Petr Hlaváček was one of the greatest shoe experts in the world and is best-known for his projects of making replicas of shoes worn by prehistoric men.
He was born in Boršice in South Moravia, located near Buchlov Castle. After graduation from the Secondary Technical School for Leather Processing Industries in Zlin, Petr started to work as a production foreman at a shoe factory. From 1979, he worked at the Faculty of Technology as a lecturer, and from 2007 until 2011 he was the Dean.
During that time, Hlaváček worked with many students and gave them lectures on the science of making shoes and their history. He was the Czech Footwear and Leather Association’s Vice President and represented his country in many international organizations including UNIDO ( the United Nations Industrial Development Organization) where he was an active member in the leather industry. Petr also participated in the group that worked on the diabetic foot and was chairman of the leather and shoe section of the Chamber of expert witnesses.
As a scientist, in 2003 he was included in the list of the hundred most important discoveries because of his project on the shoes of Ötzi the Iceman. Besides this prehistoric Iceman, Hlaváček also studied many other shoes including the sandals from Fort Rock Cave in Oregon, the footwear of the Terracotta Army, the boots of Albrecht von Wallenstein, Byzantine sandals from Turkey, etc.
He was trying to complete the missing chapter about the symbolism of sandals which can be seen on Byzantine icons in Dionysus Furn’s Handbook. In the many museums in Greece which focus on the archaeological and ancient history of the country, Petr documented the shoes of the statues. Other outstanding research projects that he made involved the shoe fragments from the Qumran Caves and the sandal of Masada in Israel. Hlaváček made replicas of these shoes, took them out for a walk, and determined if they were comfortable or not.
Ötzi’s shoes were described as uncomfortable, but Petr said that if they were good enough for this prehistoric man to wear, then they are good enough for the present foot too. According to him, the Iceman’s shoes had a good grip and were blister-free. In The Seattle Times, there is a quotation of Hlaváček saying that in the Ötzi shoes, something like freedom and flexibility can be felt. Together with his team, he made three exact replicas of these shoes and five additional pairs that fit a particular living person.
They went on a hike in the Alps to test the shoes, and they took along with them the famous Czech climber Vaclav Patek, who is also known for his design of mountain-climbing shoes.

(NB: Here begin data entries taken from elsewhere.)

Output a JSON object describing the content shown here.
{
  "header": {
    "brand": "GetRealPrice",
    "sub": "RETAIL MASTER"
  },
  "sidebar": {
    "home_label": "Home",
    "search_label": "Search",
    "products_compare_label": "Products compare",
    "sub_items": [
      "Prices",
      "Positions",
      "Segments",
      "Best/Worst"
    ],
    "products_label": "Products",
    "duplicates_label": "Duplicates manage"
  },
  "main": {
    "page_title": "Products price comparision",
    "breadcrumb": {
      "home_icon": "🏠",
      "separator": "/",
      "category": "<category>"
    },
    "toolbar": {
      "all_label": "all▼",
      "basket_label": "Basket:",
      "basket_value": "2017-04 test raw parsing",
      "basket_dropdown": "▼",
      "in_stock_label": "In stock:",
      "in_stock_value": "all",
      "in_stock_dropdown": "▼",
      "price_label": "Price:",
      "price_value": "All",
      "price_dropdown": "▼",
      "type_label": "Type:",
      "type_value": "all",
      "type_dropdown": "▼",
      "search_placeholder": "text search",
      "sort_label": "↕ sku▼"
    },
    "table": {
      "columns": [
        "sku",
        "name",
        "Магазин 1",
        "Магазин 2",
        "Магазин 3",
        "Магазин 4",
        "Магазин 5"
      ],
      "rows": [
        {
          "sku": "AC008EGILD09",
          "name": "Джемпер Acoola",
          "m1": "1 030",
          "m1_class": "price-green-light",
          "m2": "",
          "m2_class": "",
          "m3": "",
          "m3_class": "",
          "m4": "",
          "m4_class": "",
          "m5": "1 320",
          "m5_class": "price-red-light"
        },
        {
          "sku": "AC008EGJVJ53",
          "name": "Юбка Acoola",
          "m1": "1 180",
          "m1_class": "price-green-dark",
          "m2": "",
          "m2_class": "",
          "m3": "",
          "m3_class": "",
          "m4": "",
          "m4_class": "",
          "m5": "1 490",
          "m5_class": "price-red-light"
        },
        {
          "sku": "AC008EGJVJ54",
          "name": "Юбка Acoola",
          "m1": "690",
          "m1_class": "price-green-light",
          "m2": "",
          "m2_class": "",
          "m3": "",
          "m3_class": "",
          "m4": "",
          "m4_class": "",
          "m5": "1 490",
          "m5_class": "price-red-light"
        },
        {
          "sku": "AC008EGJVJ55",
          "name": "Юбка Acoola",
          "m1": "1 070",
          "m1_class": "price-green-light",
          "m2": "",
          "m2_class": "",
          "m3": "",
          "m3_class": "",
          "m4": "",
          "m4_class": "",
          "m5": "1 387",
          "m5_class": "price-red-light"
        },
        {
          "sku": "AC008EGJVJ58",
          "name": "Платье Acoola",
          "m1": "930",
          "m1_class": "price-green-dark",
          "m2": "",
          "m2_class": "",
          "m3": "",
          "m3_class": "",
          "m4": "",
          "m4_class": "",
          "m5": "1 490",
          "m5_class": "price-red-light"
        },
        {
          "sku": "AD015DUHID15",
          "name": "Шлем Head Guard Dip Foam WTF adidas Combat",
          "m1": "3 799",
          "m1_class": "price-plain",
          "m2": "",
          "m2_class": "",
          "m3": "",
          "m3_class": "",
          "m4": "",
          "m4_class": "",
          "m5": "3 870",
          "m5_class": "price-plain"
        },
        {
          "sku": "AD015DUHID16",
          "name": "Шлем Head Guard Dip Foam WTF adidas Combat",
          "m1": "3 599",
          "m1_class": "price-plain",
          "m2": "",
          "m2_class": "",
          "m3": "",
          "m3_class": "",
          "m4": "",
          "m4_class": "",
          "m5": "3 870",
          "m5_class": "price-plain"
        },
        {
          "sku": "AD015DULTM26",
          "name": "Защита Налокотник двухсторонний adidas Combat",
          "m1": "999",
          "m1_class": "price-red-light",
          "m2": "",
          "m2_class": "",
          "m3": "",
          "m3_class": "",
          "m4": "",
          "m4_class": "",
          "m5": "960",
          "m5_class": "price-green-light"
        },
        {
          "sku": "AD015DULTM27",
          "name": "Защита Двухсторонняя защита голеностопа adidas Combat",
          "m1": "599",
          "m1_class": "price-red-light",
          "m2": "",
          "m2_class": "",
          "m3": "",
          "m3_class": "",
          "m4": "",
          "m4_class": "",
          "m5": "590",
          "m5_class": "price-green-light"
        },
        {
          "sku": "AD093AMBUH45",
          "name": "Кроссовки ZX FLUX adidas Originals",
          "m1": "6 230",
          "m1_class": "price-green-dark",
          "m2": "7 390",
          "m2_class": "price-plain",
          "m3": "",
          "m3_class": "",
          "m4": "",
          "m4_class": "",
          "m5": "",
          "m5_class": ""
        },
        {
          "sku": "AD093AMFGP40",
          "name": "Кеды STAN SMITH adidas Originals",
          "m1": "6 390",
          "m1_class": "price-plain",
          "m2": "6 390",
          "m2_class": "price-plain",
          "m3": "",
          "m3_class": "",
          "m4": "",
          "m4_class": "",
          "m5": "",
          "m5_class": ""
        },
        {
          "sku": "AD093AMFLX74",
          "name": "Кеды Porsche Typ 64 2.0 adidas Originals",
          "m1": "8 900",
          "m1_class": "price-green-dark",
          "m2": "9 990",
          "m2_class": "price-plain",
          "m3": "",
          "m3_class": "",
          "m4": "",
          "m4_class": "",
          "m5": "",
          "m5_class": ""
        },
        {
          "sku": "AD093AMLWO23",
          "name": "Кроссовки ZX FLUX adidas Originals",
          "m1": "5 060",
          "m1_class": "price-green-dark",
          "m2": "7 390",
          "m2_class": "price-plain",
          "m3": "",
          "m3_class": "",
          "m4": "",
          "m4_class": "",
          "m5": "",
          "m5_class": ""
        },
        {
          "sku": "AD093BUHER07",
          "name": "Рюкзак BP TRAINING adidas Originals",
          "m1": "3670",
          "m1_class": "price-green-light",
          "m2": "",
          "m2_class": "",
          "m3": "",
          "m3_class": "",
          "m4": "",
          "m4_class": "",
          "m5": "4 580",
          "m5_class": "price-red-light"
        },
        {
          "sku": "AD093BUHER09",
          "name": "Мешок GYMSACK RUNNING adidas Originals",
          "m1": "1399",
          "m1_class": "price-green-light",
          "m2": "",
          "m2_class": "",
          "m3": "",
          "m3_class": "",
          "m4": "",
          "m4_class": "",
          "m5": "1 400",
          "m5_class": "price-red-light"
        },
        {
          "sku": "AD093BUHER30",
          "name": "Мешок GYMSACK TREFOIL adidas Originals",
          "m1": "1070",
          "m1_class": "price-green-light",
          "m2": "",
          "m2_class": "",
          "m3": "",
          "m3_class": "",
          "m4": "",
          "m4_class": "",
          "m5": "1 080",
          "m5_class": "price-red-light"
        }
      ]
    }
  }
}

They climbed over 4,900 feet in three days, and one of the fascinating parts was when they walked into freezing melted water with the Iceman’s shoes, they felt only a momentary chill. After their hiking trip, Patek claimed that these shoes were more comfortable than any shoes that he had worn.
Inside the shoes, there was a layer of hay that provided comfort and warmth. The team punctiliously sourced the deer, bearskin, and calf hide that were used for the soles of the shoes and managed to track down a piece of pelt that was from a bear. They were trying to tan the leather of the shoes with boiled pig’s liver and pig’s brain. This method was used in South America during the Stone Age, and it was pretty successful.
Petr claimed that the feet of the Iceman were as big as a 12-year-old boy. In 2005, he was awarded for his contribution to the development of the shoe industry by the International Union of Shoe Industry. Throughout his career, Petr worked on many types of research that changed the the understanding of footwear in history. He had worked with the EGE University Izmir, the University of Oregon, and BMI Valentia.